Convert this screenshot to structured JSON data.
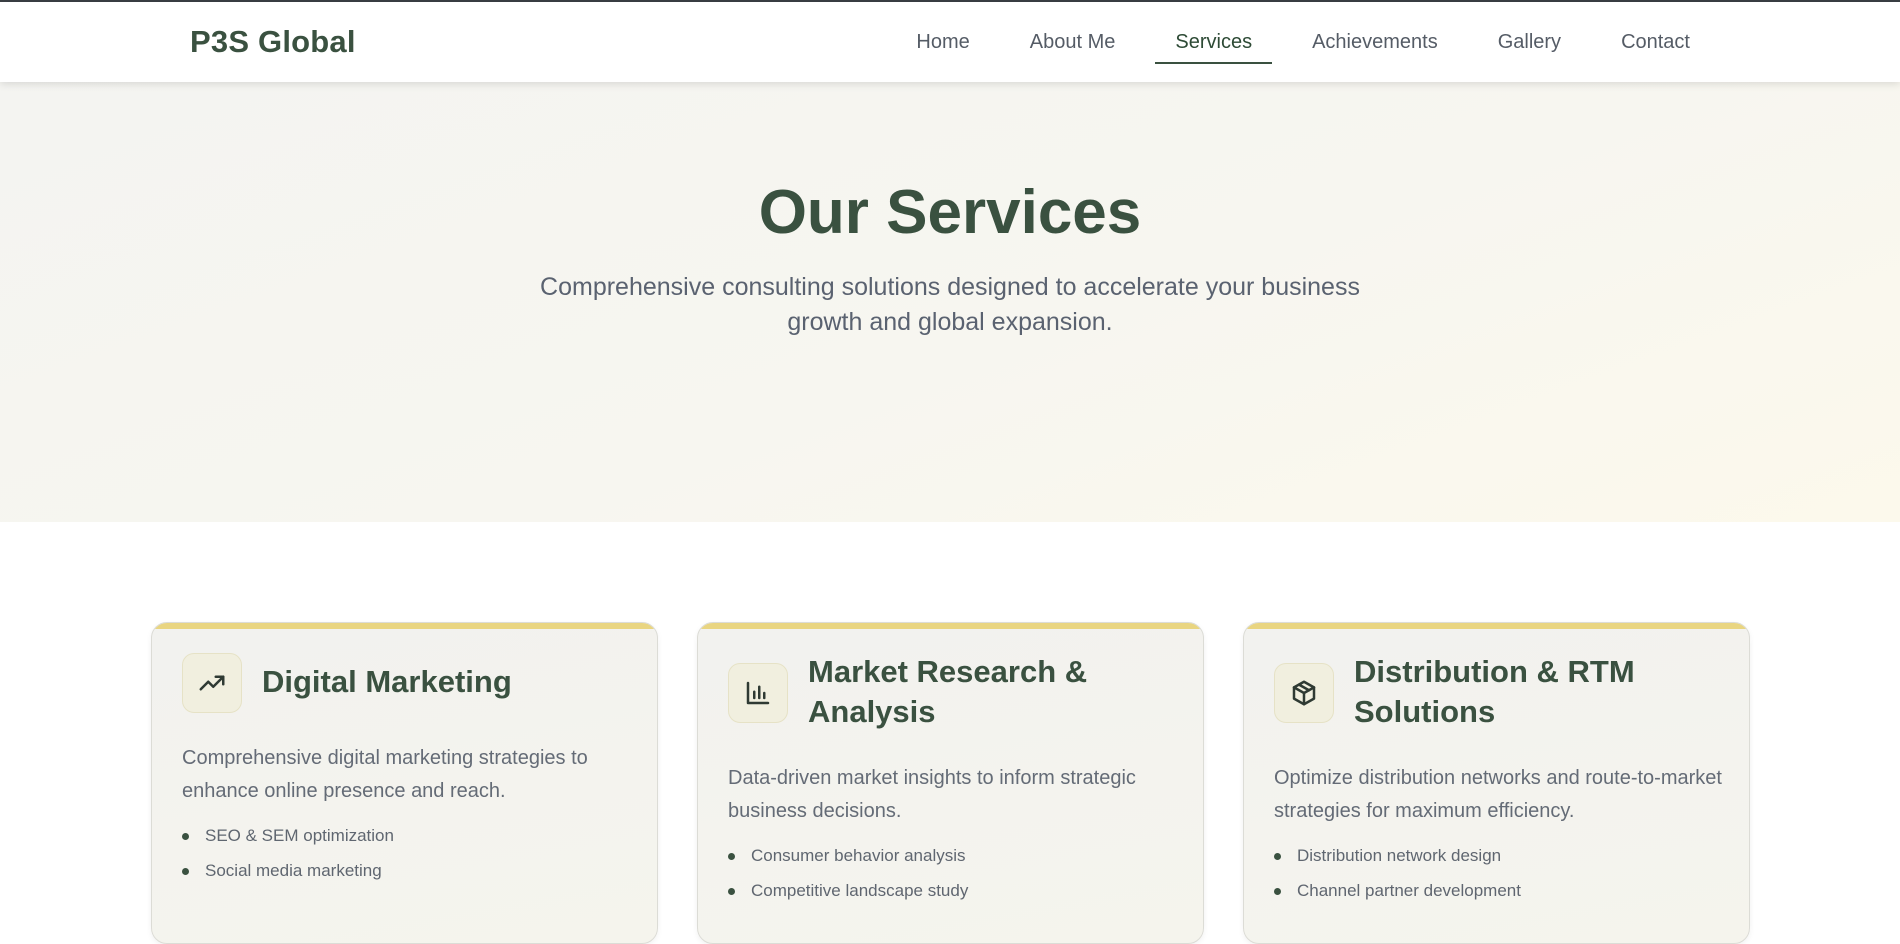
{
  "header": {
    "logo": "P3S Global",
    "nav": [
      "Home",
      "About Me",
      "Services",
      "Achievements",
      "Gallery",
      "Contact"
    ],
    "active_nav": "Services"
  },
  "hero": {
    "title": "Our Services",
    "subtitle": "Comprehensive consulting solutions designed to accelerate your business growth and global expansion."
  },
  "services": [
    {
      "icon": "trending-up-icon",
      "title": "Digital Marketing",
      "description": "Comprehensive digital marketing strategies to enhance online presence and reach.",
      "features": [
        "SEO & SEM optimization",
        "Social media marketing"
      ]
    },
    {
      "icon": "bar-chart-icon",
      "title": "Market Research & Analysis",
      "description": "Data-driven market insights to inform strategic business decisions.",
      "features": [
        "Consumer behavior analysis",
        "Competitive landscape study"
      ]
    },
    {
      "icon": "package-icon",
      "title": "Distribution & RTM Solutions",
      "description": "Optimize distribution networks and route-to-market strategies for maximum efficiency.",
      "features": [
        "Distribution network design",
        "Channel partner development"
      ]
    }
  ],
  "colors": {
    "brand": "#3a5140",
    "accent": "#e9d581",
    "text_muted": "#646b76"
  }
}
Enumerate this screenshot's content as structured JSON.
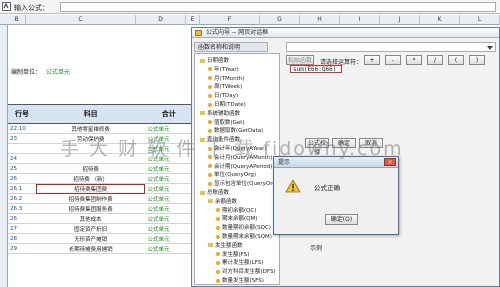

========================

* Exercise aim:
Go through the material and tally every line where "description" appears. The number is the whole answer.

* Response area:
3